The Federal Energy Regulatory Commission celebrated its 1,000th meeting Dec. 19 joined by a group of past commission chairmen at FERC headquarters.
Former FERC Chairmen Elizabeth Moler (1993-1997), James Hoecker (1997-2001), Curt Hebert Jr. (2001) and Joseph Kelliher (2005-2008) joined Acting Chairman Cheryl LaFleur and Commissioners Philip Moeller, John Norris and Tony Clark for a retrospective discussion of commission activities.
FERC was formed in 1977 when Congress enacted the Department of Energy Organization Act, which reorganized the Federal Power Commission, created in 1928, and expanded its responsibilities to address the nation’s energy challenges. FERC administers the Federal Power Act, Natural Gas Act and Interstate Commerce Act.
The commission’s first chairman, Charles Curtis (1977-1981), addressed the gathering by recorded statement. Additionally, 34 FERC employees who have served since the commission’s formation were recognized for their service.
FERC ranked among best federal agencies to work
The Partnership for Public Service announced Dec. 18 that FERC is No. 6 among mid-sized federal agencies for the best place to work. It ranked No. 1 in work/life balance.
The Partnership for Public Service is a non-profit, non-partisan organization that says it works to revitalize the federal government by inspiring a new generation to serve and by transforming the way government works.
Of mid-sized agencies, the top five best places to work were identified as: 1. Federal Deposit Insurance Corp., 2. Smithsonian Institution, 3. Government Accountability Office, 4. Federal Trade Commission, 5. Nuclear Regulatory Commission.
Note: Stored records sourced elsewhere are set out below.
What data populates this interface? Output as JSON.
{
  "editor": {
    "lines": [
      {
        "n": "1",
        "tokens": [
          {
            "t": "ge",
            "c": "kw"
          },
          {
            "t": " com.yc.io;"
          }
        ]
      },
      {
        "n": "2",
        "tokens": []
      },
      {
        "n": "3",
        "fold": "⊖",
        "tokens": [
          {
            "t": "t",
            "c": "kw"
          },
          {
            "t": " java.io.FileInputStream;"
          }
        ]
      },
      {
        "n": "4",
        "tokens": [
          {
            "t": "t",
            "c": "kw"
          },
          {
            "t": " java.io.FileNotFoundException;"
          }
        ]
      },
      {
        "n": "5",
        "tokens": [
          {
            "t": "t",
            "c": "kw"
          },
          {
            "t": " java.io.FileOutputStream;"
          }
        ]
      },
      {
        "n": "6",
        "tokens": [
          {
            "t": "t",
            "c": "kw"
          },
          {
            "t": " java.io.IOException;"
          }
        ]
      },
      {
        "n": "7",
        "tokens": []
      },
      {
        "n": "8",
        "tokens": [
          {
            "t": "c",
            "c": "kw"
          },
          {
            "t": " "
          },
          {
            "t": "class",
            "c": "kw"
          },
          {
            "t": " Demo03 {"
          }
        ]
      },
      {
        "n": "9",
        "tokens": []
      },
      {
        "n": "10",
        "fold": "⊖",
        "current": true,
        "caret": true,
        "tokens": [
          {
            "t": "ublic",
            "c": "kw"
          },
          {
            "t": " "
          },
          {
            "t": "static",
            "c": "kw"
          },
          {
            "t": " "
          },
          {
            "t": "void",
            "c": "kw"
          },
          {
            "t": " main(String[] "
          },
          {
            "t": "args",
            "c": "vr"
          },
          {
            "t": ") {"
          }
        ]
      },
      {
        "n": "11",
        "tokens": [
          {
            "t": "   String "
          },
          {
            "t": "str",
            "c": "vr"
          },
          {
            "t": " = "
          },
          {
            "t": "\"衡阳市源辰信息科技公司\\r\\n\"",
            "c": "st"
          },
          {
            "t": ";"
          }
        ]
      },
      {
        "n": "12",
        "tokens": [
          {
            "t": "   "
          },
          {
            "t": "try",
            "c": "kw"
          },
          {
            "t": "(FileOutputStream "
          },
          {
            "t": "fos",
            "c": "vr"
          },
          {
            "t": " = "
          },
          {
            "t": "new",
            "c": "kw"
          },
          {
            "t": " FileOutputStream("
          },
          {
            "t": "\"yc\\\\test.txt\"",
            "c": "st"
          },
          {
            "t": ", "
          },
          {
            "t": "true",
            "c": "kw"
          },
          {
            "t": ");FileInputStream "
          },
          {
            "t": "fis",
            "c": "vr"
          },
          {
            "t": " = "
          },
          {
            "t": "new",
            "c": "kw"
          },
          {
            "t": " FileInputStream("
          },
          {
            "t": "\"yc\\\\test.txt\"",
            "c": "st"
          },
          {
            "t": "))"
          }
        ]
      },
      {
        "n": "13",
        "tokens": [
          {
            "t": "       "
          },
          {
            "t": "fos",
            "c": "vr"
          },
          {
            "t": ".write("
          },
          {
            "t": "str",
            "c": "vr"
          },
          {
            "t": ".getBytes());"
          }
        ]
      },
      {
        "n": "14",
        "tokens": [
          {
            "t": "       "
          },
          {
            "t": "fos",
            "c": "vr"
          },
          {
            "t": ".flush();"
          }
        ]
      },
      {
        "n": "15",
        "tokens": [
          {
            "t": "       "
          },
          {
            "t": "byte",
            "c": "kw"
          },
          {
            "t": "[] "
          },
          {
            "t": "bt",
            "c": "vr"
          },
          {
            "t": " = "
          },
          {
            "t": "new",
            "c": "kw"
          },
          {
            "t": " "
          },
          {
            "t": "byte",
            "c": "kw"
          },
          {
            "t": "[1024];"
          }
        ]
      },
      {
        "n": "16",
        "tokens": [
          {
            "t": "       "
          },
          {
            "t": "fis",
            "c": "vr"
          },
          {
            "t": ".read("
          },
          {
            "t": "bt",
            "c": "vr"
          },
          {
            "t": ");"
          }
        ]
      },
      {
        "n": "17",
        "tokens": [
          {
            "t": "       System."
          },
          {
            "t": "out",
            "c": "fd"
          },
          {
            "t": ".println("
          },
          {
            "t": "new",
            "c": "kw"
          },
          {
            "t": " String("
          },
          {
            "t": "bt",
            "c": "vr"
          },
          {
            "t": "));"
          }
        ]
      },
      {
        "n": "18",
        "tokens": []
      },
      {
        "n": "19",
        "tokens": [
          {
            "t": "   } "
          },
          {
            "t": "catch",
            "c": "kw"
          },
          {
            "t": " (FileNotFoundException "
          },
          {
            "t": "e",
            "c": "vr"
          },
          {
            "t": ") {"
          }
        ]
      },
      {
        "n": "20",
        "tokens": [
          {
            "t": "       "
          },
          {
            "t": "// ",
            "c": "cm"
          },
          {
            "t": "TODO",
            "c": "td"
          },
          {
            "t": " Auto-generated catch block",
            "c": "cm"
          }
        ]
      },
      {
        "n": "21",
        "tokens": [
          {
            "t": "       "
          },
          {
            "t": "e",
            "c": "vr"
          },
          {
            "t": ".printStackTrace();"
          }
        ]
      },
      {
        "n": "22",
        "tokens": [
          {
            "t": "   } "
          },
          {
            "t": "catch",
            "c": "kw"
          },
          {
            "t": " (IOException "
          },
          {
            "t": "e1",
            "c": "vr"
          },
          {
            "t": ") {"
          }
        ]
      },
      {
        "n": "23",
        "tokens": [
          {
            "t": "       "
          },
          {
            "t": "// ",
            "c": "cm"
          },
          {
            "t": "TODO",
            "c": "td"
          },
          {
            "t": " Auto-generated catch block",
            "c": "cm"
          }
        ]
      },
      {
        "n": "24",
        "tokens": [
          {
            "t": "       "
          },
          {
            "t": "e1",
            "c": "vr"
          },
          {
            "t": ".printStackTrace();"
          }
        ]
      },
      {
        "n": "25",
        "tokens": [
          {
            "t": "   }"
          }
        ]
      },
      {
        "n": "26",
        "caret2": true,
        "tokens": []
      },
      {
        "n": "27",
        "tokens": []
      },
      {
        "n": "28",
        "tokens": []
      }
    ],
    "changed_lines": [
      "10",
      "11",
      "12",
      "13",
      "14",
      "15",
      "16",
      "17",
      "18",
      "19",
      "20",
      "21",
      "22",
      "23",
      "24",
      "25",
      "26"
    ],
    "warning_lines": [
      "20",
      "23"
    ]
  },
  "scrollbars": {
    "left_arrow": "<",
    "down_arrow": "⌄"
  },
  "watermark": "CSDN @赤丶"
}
The rankings also listed FERC’s Office of General Counsel as No. 4 best place to work out of 300 subcomponents of agency operations.